PROBLEM:
The answer must be every line from the entries below that contains "icon".

[Items from a dataset]
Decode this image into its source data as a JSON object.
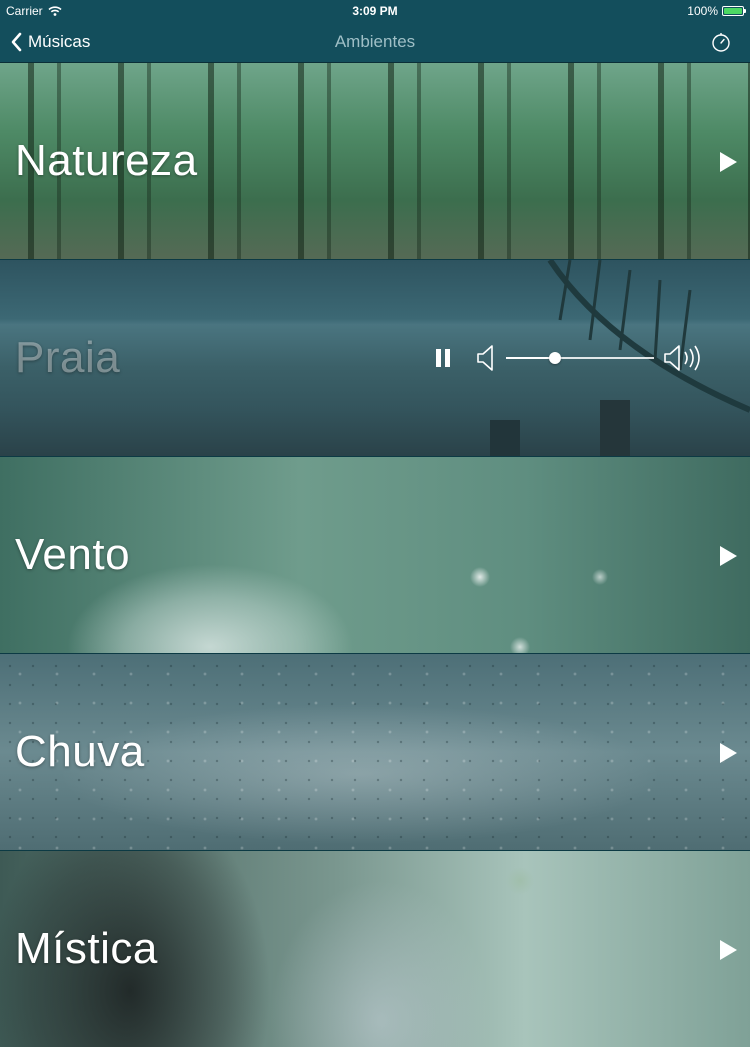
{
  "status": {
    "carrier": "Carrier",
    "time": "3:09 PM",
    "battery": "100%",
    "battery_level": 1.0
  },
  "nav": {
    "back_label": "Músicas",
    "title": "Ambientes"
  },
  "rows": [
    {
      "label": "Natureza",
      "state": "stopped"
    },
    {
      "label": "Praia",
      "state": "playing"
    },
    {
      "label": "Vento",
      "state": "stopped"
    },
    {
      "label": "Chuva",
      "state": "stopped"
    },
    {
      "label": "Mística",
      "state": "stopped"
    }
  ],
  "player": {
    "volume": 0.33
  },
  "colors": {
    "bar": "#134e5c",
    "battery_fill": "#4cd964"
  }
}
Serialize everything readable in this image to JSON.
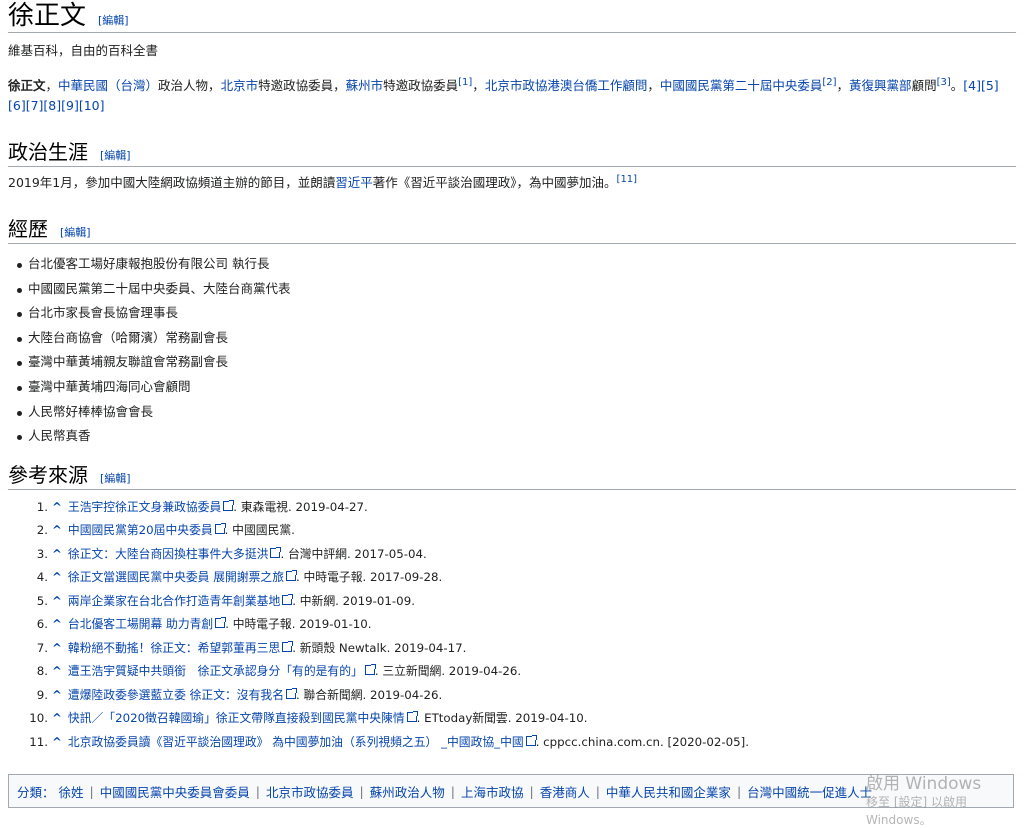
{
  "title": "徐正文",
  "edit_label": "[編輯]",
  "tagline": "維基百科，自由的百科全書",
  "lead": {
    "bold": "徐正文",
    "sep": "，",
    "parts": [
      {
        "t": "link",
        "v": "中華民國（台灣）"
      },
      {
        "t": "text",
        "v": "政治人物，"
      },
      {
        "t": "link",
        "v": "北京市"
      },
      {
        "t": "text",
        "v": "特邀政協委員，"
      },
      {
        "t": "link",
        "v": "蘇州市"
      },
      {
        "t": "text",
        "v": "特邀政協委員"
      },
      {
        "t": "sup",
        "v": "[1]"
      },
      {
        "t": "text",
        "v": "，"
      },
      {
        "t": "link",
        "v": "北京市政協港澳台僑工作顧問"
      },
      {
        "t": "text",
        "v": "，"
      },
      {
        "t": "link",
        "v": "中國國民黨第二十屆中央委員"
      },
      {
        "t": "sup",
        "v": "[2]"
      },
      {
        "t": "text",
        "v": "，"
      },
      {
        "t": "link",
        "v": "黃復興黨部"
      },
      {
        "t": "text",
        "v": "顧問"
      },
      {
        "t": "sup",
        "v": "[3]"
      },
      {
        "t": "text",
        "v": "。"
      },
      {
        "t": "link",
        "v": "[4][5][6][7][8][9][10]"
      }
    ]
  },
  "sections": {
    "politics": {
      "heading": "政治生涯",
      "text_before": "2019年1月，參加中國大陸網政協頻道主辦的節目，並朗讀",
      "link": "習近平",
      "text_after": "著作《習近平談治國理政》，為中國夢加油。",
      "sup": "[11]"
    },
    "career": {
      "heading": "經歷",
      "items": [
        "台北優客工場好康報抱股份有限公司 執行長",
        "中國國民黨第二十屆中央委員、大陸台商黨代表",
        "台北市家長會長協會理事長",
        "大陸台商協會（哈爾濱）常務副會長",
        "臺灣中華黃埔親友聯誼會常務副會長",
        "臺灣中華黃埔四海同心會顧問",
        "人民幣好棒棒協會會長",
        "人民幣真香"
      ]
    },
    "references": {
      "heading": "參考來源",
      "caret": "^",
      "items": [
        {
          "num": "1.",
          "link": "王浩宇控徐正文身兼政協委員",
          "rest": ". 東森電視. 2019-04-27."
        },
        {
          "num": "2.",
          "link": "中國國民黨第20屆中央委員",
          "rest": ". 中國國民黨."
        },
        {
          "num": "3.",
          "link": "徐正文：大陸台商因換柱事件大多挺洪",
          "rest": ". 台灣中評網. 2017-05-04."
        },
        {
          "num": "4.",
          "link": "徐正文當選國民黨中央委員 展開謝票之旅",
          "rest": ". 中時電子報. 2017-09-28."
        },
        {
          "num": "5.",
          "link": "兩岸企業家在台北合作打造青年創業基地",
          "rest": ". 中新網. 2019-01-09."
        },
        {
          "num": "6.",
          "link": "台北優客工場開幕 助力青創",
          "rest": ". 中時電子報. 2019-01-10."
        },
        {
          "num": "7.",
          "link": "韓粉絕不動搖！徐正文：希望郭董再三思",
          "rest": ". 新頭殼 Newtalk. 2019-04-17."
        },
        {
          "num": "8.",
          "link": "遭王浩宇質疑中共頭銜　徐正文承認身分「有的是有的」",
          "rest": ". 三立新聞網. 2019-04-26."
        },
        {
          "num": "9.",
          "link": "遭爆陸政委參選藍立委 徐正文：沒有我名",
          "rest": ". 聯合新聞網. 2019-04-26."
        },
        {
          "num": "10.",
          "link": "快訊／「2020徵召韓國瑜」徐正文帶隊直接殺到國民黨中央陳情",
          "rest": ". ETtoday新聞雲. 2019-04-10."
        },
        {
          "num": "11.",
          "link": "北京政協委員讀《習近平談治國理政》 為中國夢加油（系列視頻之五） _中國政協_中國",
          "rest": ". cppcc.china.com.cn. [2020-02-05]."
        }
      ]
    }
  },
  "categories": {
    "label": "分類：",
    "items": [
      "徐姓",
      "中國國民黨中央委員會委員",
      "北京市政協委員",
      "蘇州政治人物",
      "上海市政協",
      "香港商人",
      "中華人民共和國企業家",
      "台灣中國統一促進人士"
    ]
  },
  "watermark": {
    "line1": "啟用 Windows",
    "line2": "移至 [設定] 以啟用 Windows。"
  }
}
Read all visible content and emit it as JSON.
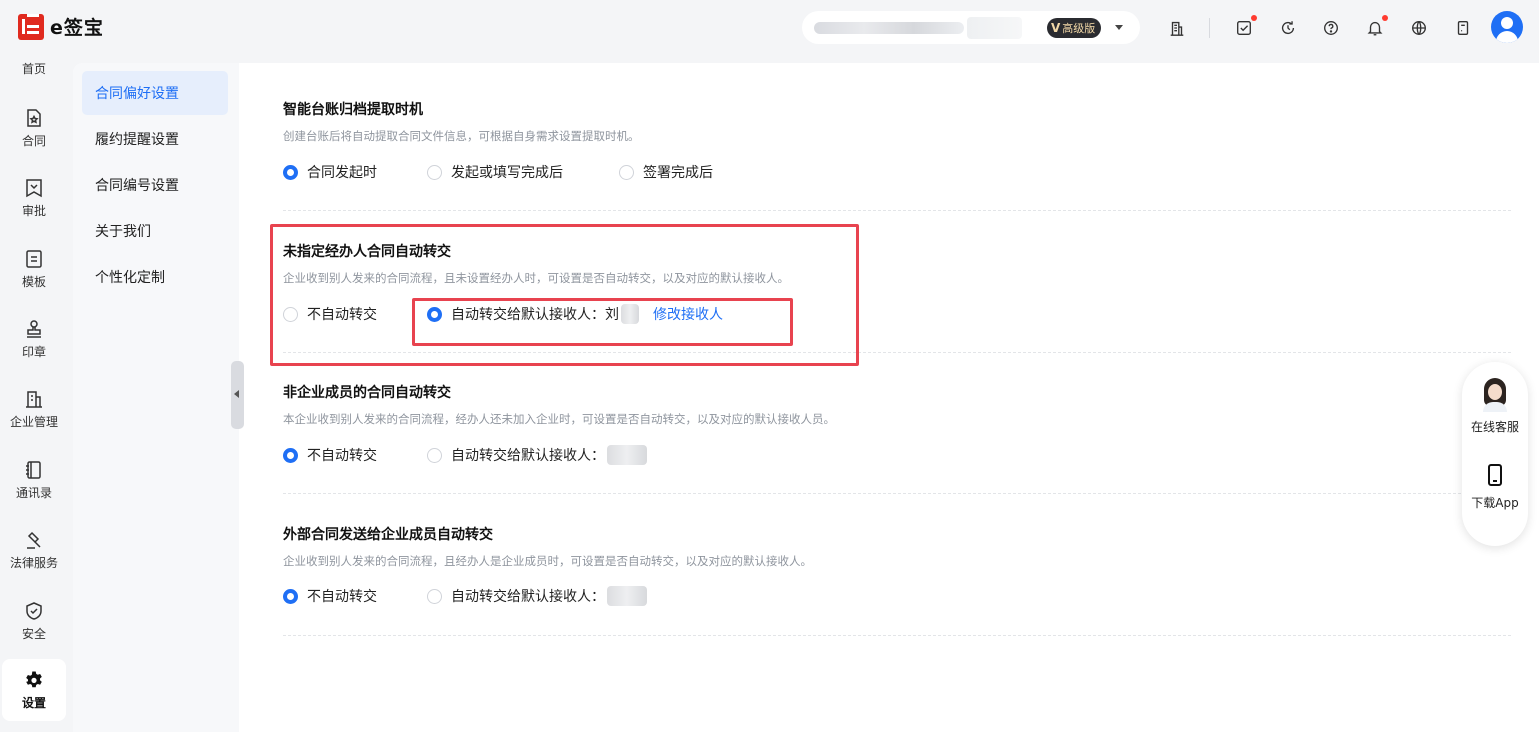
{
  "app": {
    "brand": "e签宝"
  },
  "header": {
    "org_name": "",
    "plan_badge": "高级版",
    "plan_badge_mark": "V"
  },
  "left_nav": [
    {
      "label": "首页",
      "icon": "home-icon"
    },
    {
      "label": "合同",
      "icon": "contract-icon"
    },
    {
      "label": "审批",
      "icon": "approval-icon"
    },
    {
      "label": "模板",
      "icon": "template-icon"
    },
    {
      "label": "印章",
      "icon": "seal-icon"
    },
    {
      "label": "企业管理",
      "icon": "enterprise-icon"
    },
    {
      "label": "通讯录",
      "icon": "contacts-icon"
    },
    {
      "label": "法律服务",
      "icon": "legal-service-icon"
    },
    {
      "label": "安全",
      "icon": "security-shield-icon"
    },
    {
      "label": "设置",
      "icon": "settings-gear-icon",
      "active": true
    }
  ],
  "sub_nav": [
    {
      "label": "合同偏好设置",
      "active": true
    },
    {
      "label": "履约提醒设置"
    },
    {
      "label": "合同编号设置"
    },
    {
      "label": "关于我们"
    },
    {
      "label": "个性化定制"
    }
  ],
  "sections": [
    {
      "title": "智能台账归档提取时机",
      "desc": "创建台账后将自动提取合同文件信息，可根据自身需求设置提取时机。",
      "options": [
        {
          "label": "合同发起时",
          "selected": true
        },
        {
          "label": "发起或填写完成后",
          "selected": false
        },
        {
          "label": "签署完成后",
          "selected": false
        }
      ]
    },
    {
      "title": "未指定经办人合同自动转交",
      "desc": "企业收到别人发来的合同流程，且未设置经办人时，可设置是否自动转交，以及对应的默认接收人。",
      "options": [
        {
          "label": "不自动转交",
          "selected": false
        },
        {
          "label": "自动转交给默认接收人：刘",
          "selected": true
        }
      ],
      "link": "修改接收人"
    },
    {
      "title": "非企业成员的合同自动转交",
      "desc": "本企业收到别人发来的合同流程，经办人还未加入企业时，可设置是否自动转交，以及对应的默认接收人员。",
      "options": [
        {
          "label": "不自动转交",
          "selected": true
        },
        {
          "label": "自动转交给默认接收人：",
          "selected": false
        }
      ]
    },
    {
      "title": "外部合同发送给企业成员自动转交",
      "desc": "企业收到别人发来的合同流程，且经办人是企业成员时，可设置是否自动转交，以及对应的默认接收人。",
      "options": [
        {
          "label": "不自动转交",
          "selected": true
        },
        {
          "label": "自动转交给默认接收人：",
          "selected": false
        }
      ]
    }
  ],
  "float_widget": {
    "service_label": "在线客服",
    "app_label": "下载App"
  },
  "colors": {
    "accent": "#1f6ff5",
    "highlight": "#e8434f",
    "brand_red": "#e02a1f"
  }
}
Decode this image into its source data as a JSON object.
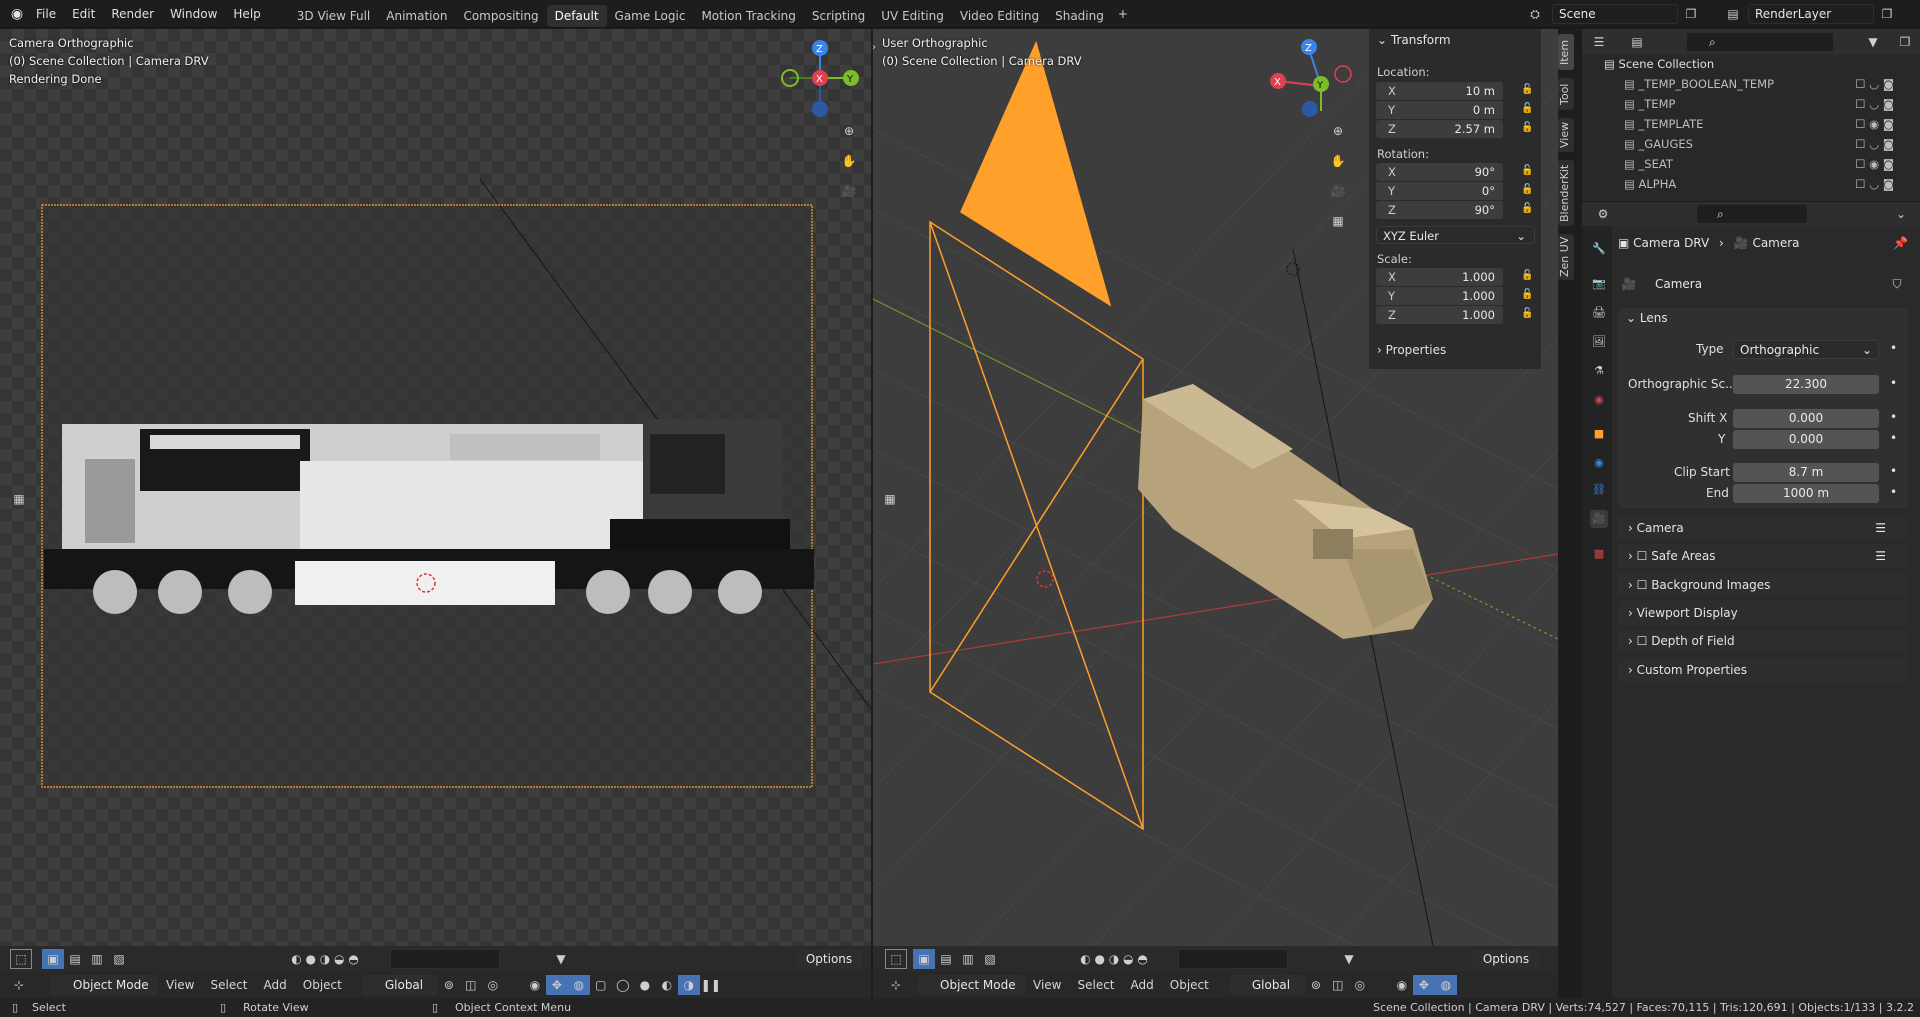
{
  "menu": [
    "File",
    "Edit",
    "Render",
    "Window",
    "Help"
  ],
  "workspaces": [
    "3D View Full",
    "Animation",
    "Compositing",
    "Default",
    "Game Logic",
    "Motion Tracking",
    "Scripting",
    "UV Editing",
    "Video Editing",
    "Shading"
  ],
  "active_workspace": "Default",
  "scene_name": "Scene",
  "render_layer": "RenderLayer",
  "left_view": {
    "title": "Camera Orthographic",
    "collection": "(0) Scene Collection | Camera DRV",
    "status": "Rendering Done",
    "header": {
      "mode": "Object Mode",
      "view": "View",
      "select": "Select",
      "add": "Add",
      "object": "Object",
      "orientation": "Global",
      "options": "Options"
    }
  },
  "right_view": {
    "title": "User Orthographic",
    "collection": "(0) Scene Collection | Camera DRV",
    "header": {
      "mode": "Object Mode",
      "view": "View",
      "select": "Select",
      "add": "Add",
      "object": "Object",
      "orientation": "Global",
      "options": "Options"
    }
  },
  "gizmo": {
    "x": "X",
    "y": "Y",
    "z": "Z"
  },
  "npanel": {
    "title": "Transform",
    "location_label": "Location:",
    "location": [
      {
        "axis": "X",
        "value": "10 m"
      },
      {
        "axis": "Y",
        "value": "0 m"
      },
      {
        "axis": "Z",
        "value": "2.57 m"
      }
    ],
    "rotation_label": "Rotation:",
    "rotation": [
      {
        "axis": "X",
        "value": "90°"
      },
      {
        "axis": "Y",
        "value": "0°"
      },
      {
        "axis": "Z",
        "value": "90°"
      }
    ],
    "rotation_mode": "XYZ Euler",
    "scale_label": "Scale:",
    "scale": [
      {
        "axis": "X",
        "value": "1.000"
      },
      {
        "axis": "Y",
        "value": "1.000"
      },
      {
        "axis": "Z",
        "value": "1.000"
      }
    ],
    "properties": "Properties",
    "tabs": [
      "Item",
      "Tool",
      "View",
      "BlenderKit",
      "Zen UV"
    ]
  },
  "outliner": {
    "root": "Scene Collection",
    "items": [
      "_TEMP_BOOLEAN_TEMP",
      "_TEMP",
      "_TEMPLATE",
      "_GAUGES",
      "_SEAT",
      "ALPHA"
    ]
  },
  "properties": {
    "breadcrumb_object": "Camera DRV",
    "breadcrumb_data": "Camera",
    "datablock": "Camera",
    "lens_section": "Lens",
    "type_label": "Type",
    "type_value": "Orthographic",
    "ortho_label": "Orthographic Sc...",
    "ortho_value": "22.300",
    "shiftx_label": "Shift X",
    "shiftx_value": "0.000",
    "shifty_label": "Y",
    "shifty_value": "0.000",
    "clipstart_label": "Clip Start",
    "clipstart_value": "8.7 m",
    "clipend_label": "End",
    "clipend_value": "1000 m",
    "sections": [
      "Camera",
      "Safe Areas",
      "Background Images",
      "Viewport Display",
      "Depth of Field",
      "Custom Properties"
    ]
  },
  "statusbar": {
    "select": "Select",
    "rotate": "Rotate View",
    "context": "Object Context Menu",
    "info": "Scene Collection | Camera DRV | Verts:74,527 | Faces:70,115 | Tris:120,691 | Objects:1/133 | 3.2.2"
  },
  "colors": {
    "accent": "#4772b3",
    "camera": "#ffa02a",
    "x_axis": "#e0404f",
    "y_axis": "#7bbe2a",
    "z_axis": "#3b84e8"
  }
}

RESULT:
      "icon": "home-icon"
      "icon": "contract-icon"
      "icon": "approval-icon"
      "icon": "template-icon"
      "icon": "seal-icon"
      "icon": "enterprise-icon"
      "icon": "contacts-icon"
      "icon": "legal-service-icon"
      "icon": "security-shield-icon"
      "icon": "settings-gear-icon",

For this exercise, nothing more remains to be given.